Britain’s plan to send refugees to Rwanda blasted as ‘cruel, inhumane’
Britain has come under harsh criticism over its plan to send illegal immigrants and asylum-seekers thousands of miles away to the African nation of Rwanda.
On Thursday, Britain announced a deal with Rwanda to send asylum-seekers to the East African country, claiming the measure would stop people-smugglers sending desperate migrants on treacherous journeys across the English Channel.
"From today... anyone entering the UK illegally as well as those who have arrived illegally since January 1 may now be relocated to Rwanda," Prime Minister Boris Johnson said in a speech near Dover in southeastern England.
"Rwanda will have the capacity to resettle tens of thousands of people in the years ahead," Johnson said.
He called the East African nation with a sketchy human rights record "one of the safest countries in the world, globally recognized for its record of welcoming and integrating migrants."
Rights groups and refugee organisations swiftly blasted what they called a “cruel”, “inhumane” and “neo-colonial” plan, and questioned both its cost to the British taxpayers and effect on migration.
“It’s truly shocking and inhumane,” said Steve Valdez-Symonds, the refugee and migrant rights programme director at Amnesty International UK.
Refugee Action's Tim Naor Hilton said the government was "offshoring its responsibilities onto Europe's former colonies instead of doing our fair share to help some of the most vulnerable people on the planet".
Nadia Hardman, Refugee and Migrant Rights Researcher at Human Rights Watch, said the plan would "complicate" the process for Syrians seeking refuge in the UK.

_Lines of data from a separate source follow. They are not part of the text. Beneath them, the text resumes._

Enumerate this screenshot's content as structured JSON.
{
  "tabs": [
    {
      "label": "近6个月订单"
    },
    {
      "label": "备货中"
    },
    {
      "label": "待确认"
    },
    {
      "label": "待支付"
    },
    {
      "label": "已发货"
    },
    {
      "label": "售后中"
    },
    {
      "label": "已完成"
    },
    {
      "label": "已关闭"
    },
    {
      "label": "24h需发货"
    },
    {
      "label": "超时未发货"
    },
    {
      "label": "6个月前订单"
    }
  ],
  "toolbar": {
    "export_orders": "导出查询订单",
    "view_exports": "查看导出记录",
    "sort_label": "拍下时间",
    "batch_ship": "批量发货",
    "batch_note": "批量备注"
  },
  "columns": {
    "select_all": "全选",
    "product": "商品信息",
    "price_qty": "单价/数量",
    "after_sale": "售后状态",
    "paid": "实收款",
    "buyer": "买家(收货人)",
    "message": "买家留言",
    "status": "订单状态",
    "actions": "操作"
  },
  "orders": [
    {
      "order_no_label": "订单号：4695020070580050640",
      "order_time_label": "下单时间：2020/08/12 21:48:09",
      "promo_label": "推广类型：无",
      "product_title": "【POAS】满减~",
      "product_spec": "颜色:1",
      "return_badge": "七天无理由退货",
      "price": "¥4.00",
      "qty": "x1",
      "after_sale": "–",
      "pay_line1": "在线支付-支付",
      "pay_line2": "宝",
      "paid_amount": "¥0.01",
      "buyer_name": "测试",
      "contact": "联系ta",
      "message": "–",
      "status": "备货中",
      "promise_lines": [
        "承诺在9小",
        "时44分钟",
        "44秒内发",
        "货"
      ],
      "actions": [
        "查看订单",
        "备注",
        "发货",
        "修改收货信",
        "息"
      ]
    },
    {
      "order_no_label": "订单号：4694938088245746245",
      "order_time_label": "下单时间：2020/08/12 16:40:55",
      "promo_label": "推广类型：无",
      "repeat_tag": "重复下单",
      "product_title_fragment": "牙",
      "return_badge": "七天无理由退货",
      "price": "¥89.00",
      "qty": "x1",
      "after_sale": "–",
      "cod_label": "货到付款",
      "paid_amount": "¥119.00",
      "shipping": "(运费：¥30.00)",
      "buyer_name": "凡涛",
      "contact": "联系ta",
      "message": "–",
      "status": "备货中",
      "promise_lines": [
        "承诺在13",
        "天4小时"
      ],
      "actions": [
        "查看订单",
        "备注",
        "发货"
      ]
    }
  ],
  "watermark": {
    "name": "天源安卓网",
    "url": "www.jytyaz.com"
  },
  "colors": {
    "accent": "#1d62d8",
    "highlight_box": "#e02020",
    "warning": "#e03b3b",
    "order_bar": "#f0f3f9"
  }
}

"Syrian refugees are desperate to reach a place of safety," Hardman told AFP.
In 2011, over 28,000 people arrived in the UK having crossed the Channel from France in small boats.